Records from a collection
● ● ● ●
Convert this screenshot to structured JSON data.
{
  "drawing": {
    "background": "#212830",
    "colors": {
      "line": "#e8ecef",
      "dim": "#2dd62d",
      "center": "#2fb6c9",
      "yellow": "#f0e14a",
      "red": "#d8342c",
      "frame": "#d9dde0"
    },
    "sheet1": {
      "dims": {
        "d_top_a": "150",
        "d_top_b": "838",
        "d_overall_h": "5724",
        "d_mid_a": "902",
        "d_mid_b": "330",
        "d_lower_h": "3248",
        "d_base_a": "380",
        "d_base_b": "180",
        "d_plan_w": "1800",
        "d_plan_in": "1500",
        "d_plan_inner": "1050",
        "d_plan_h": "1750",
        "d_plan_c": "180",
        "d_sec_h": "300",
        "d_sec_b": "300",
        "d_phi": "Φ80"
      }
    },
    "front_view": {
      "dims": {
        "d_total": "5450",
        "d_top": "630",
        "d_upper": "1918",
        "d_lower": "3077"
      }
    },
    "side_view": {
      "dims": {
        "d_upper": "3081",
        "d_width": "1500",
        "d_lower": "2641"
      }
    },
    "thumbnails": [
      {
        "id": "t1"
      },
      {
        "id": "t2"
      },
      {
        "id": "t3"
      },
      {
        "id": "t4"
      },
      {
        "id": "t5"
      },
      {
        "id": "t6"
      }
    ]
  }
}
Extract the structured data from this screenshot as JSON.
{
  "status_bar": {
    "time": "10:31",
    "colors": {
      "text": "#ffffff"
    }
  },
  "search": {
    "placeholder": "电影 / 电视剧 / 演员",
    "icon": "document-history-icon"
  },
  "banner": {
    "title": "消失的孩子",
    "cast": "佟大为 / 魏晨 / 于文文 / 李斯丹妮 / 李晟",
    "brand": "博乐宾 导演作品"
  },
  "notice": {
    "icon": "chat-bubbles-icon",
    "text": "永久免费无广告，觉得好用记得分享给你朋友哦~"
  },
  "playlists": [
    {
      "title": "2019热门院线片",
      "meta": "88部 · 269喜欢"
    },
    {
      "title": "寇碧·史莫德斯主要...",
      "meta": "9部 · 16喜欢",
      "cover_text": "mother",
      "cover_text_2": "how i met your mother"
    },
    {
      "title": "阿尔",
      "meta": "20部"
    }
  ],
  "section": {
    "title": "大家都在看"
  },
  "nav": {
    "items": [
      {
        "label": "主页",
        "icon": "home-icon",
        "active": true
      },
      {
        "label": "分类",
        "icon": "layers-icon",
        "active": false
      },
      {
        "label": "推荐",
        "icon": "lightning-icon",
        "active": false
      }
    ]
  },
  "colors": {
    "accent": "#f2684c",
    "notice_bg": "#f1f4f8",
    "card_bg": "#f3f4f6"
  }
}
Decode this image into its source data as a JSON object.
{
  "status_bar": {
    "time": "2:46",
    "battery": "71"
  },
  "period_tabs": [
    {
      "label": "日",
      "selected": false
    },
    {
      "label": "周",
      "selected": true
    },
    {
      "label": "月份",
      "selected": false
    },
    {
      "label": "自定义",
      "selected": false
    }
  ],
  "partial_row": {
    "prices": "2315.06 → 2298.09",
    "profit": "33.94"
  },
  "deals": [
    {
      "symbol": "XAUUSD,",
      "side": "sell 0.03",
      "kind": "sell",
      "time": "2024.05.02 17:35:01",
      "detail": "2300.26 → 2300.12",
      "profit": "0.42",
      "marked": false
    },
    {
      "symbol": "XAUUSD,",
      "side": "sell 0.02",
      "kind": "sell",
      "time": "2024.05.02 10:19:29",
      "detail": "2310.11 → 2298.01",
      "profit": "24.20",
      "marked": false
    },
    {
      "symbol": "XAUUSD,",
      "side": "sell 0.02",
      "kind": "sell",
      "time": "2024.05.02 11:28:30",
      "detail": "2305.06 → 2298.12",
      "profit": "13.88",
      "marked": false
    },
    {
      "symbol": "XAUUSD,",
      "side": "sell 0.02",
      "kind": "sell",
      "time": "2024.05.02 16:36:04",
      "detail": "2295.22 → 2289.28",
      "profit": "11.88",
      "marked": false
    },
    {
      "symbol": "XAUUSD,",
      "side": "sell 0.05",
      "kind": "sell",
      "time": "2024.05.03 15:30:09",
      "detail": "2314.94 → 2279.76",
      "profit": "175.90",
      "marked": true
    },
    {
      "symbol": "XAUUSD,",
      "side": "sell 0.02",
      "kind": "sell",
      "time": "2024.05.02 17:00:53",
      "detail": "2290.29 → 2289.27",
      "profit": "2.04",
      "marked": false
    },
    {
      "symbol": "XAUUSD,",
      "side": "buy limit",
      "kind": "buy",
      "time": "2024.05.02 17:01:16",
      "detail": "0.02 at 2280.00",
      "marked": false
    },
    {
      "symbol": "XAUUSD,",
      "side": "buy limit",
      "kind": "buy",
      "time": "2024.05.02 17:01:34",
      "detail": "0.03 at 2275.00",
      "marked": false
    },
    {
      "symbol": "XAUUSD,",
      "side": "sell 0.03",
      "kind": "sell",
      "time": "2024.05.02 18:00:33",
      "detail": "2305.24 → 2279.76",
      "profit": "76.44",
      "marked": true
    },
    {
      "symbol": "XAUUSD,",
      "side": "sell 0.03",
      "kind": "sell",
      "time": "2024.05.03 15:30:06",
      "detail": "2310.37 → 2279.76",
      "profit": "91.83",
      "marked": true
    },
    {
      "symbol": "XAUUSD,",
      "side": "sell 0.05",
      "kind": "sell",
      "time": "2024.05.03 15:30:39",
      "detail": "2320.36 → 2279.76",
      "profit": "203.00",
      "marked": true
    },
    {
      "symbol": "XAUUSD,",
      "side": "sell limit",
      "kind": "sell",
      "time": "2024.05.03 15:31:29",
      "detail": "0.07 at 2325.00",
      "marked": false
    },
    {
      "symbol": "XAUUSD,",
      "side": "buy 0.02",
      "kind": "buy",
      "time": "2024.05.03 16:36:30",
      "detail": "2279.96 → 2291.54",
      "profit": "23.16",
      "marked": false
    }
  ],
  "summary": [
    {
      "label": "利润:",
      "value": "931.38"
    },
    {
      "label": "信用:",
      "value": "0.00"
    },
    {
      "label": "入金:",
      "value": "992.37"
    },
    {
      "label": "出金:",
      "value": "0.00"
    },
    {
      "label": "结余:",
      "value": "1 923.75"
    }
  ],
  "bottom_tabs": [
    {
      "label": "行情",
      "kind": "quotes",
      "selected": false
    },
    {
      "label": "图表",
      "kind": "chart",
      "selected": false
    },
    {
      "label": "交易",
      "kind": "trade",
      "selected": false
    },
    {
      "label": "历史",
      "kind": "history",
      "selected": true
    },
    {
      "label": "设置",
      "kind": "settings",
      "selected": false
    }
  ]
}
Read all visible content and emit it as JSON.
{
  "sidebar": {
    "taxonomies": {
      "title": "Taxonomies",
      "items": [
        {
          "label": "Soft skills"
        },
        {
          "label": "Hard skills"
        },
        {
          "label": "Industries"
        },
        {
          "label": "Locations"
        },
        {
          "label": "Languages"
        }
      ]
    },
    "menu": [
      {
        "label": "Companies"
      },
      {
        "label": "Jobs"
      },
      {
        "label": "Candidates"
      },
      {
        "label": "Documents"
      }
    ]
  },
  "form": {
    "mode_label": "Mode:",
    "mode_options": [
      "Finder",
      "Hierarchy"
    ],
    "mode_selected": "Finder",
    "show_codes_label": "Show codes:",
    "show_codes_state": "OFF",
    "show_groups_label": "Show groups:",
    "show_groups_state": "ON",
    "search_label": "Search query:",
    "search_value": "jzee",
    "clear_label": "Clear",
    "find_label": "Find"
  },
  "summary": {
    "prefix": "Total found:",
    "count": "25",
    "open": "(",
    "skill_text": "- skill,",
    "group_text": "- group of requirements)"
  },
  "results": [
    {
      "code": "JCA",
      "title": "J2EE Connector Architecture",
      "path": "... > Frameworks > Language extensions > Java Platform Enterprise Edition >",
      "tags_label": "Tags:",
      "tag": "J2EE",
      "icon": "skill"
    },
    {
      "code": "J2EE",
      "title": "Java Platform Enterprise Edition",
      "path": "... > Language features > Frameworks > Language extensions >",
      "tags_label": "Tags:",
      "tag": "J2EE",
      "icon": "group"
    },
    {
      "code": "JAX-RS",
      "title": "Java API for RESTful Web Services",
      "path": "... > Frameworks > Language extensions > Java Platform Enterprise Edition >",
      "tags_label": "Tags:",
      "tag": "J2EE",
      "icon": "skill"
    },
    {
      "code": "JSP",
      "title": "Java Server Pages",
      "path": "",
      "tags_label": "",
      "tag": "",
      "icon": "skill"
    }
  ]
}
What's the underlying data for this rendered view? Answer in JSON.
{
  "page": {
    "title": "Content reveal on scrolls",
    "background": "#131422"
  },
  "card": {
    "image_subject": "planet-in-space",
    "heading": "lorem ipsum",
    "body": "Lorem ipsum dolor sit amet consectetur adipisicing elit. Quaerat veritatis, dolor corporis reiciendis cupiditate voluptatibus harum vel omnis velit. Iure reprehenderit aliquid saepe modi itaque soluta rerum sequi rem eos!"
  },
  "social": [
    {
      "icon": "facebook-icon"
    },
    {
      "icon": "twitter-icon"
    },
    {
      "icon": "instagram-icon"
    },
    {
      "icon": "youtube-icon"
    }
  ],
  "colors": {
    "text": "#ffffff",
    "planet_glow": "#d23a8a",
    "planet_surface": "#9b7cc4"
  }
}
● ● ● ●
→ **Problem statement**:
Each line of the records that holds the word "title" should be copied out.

→ **Task result**:
    "title": "消失的孩子",
      "title": "2019热门院线片",
      "title": "寇碧·史莫德斯主要...",
      "title": "阿尔",
    "title": "大家都在看"
      "title": "Taxonomies",
      "title": "J2EE Connector Architecture",
      "title": "Java Platform Enterprise Edition",
      "title": "Java API for RESTful Web Services",
      "title": "Java Server Pages",
    "title": "Content reveal on scrolls",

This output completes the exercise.